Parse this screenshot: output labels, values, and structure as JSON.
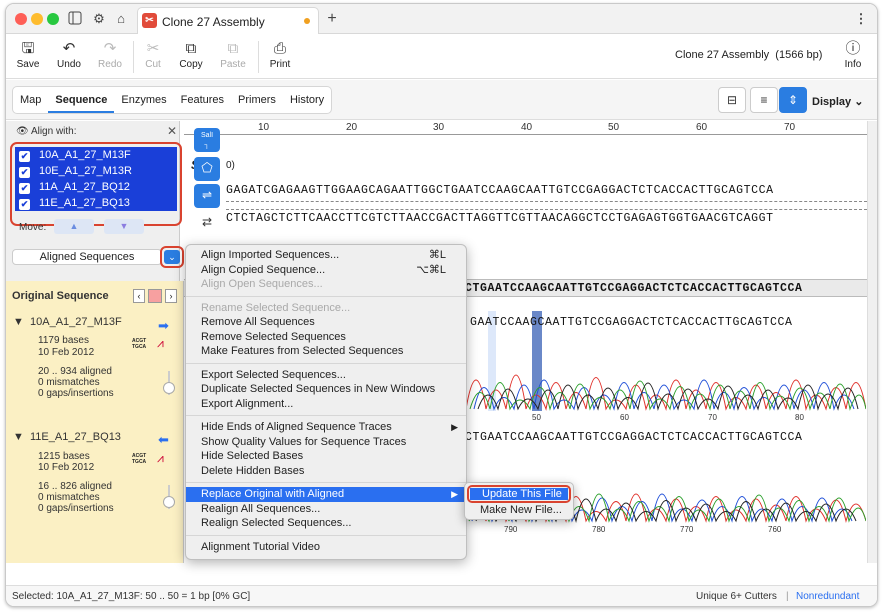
{
  "window": {
    "tab_title": "Clone 27 Assembly",
    "file_info": "Clone 27 Assembly",
    "bp": "(1566 bp)"
  },
  "toolbar": {
    "save": "Save",
    "undo": "Undo",
    "redo": "Redo",
    "cut": "Cut",
    "copy": "Copy",
    "paste": "Paste",
    "print": "Print",
    "info": "Info"
  },
  "tabs": [
    "Map",
    "Sequence",
    "Enzymes",
    "Features",
    "Primers",
    "History"
  ],
  "display_label": "Display",
  "align_panel": {
    "title": "Align with:",
    "items": [
      "10A_A1_27_M13F",
      "10E_A1_27_M13R",
      "11A_A1_27_BQ12",
      "11E_A1_27_BQ13"
    ],
    "move_label": "Move:",
    "dropdown": "Aligned Sequences"
  },
  "original": {
    "title": "Original Sequence",
    "traces": [
      {
        "name": "10A_A1_27_M13F",
        "bases": "1179 bases",
        "date": "10 Feb 2012",
        "aligned": "20 .. 934 aligned",
        "mismatches": "0 mismatches",
        "gaps": "0 gaps/insertions",
        "dir": "right"
      },
      {
        "name": "11E_A1_27_BQ13",
        "bases": "1215 bases",
        "date": "10 Feb 2012",
        "aligned": "16 .. 826 aligned",
        "mismatches": "0 mismatches",
        "gaps": "0 gaps/insertions",
        "dir": "left"
      }
    ]
  },
  "seq": {
    "ruler": [
      "10",
      "20",
      "30",
      "40",
      "50",
      "60",
      "70"
    ],
    "top_strand": "GAGATCGAGAAGTTGGAAGCAGAATTGGCTGAATCCAAGCAATTGTCCGAGGACTCTCACCACTTGCAGTCCA",
    "bottom_strand": "CTCTAGCTCTTCAACCTTCGTCTTAACCGACTTAGGTTCGTTAACAGGCTCCTGAGAGTGGTGAACGTCAGGT",
    "consensus": "CTGAATCCAAGCAATTGTCCGAGGACTCTCACCACTTGCAGTCCA",
    "trace1": "GAATCCAAGCAATTGTCCGAGGACTCTCACCACTTGCAGTCCA",
    "trace2": "CTGAATCCAAGCAATTGTCCGAGGACTCTCACCACTTGCAGTCCA",
    "ticks1": [
      "50",
      "60",
      "70",
      "80"
    ],
    "ticks2": [
      "790",
      "780",
      "770",
      "760"
    ],
    "frag_s": "S",
    "frag_0": "0)",
    "sall": "SalI"
  },
  "context_menu": {
    "groups": [
      [
        {
          "label": "Align Imported Sequences...",
          "shortcut": "⌘L"
        },
        {
          "label": "Align Copied Sequence...",
          "shortcut": "⌥⌘L"
        },
        {
          "label": "Align Open Sequences...",
          "disabled": true
        }
      ],
      [
        {
          "label": "Rename Selected Sequence...",
          "disabled": true
        },
        {
          "label": "Remove All Sequences"
        },
        {
          "label": "Remove Selected Sequences"
        },
        {
          "label": "Make Features from Selected Sequences"
        }
      ],
      [
        {
          "label": "Export Selected Sequences..."
        },
        {
          "label": "Duplicate Selected Sequences in New Windows"
        },
        {
          "label": "Export Alignment..."
        }
      ],
      [
        {
          "label": "Hide Ends of Aligned Sequence Traces",
          "submenu": true
        },
        {
          "label": "Show Quality Values for Sequence Traces"
        },
        {
          "label": "Hide Selected Bases"
        },
        {
          "label": "Delete Hidden Bases"
        }
      ],
      [
        {
          "label": "Replace Original with Aligned",
          "submenu": true,
          "highlight": true
        },
        {
          "label": "Realign All Sequences..."
        },
        {
          "label": "Realign Selected Sequences..."
        }
      ],
      [
        {
          "label": "Alignment Tutorial Video"
        }
      ]
    ]
  },
  "submenu": {
    "update": "Update This File",
    "make_new": "Make New File..."
  },
  "status": {
    "selected": "Selected:  10A_A1_27_M13F:  50 .. 50   =  1 bp     [0% GC]",
    "cutters": "Unique 6+ Cutters",
    "nonredundant": "Nonredundant"
  },
  "colors": {
    "accent": "#2a7de1",
    "selection": "#1a3fd8",
    "callout": "#d9432f",
    "trace_a": "#2ca02c",
    "trace_c": "#1f4fd8",
    "trace_g": "#222222",
    "trace_t": "#e0302a"
  }
}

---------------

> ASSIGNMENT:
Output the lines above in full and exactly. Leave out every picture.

> RESPONSE BELOW:
Parse this screenshot: output labels, values, and structure as JSON.
{
  "window": {
    "tab_title": "Clone 27 Assembly",
    "file_info": "Clone 27 Assembly",
    "bp": "(1566 bp)"
  },
  "toolbar": {
    "save": "Save",
    "undo": "Undo",
    "redo": "Redo",
    "cut": "Cut",
    "copy": "Copy",
    "paste": "Paste",
    "print": "Print",
    "info": "Info"
  },
  "tabs": [
    "Map",
    "Sequence",
    "Enzymes",
    "Features",
    "Primers",
    "History"
  ],
  "display_label": "Display",
  "align_panel": {
    "title": "Align with:",
    "items": [
      "10A_A1_27_M13F",
      "10E_A1_27_M13R",
      "11A_A1_27_BQ12",
      "11E_A1_27_BQ13"
    ],
    "move_label": "Move:",
    "dropdown": "Aligned Sequences"
  },
  "original": {
    "title": "Original Sequence",
    "traces": [
      {
        "name": "10A_A1_27_M13F",
        "bases": "1179 bases",
        "date": "10 Feb 2012",
        "aligned": "20 .. 934 aligned",
        "mismatches": "0 mismatches",
        "gaps": "0 gaps/insertions",
        "dir": "right"
      },
      {
        "name": "11E_A1_27_BQ13",
        "bases": "1215 bases",
        "date": "10 Feb 2012",
        "aligned": "16 .. 826 aligned",
        "mismatches": "0 mismatches",
        "gaps": "0 gaps/insertions",
        "dir": "left"
      }
    ]
  },
  "seq": {
    "ruler": [
      "10",
      "20",
      "30",
      "40",
      "50",
      "60",
      "70"
    ],
    "top_strand": "GAGATCGAGAAGTTGGAAGCAGAATTGGCTGAATCCAAGCAATTGTCCGAGGACTCTCACCACTTGCAGTCCA",
    "bottom_strand": "CTCTAGCTCTTCAACCTTCGTCTTAACCGACTTAGGTTCGTTAACAGGCTCCTGAGAGTGGTGAACGTCAGGT",
    "consensus": "CTGAATCCAAGCAATTGTCCGAGGACTCTCACCACTTGCAGTCCA",
    "trace1": "GAATCCAAGCAATTGTCCGAGGACTCTCACCACTTGCAGTCCA",
    "trace2": "CTGAATCCAAGCAATTGTCCGAGGACTCTCACCACTTGCAGTCCA",
    "ticks1": [
      "50",
      "60",
      "70",
      "80"
    ],
    "ticks2": [
      "790",
      "780",
      "770",
      "760"
    ],
    "frag_s": "S",
    "frag_0": "0)",
    "sall": "SalI"
  },
  "context_menu": {
    "groups": [
      [
        {
          "label": "Align Imported Sequences...",
          "shortcut": "⌘L"
        },
        {
          "label": "Align Copied Sequence...",
          "shortcut": "⌥⌘L"
        },
        {
          "label": "Align Open Sequences...",
          "disabled": true
        }
      ],
      [
        {
          "label": "Rename Selected Sequence...",
          "disabled": true
        },
        {
          "label": "Remove All Sequences"
        },
        {
          "label": "Remove Selected Sequences"
        },
        {
          "label": "Make Features from Selected Sequences"
        }
      ],
      [
        {
          "label": "Export Selected Sequences..."
        },
        {
          "label": "Duplicate Selected Sequences in New Windows"
        },
        {
          "label": "Export Alignment..."
        }
      ],
      [
        {
          "label": "Hide Ends of Aligned Sequence Traces",
          "submenu": true
        },
        {
          "label": "Show Quality Values for Sequence Traces"
        },
        {
          "label": "Hide Selected Bases"
        },
        {
          "label": "Delete Hidden Bases"
        }
      ],
      [
        {
          "label": "Replace Original with Aligned",
          "submenu": true,
          "highlight": true
        },
        {
          "label": "Realign All Sequences..."
        },
        {
          "label": "Realign Selected Sequences..."
        }
      ],
      [
        {
          "label": "Alignment Tutorial Video"
        }
      ]
    ]
  },
  "submenu": {
    "update": "Update This File",
    "make_new": "Make New File..."
  },
  "status": {
    "selected": "Selected:  10A_A1_27_M13F:  50 .. 50   =  1 bp     [0% GC]",
    "cutters": "Unique 6+ Cutters",
    "nonredundant": "Nonredundant"
  },
  "colors": {
    "accent": "#2a7de1",
    "selection": "#1a3fd8",
    "callout": "#d9432f",
    "trace_a": "#2ca02c",
    "trace_c": "#1f4fd8",
    "trace_g": "#222222",
    "trace_t": "#e0302a"
  }
}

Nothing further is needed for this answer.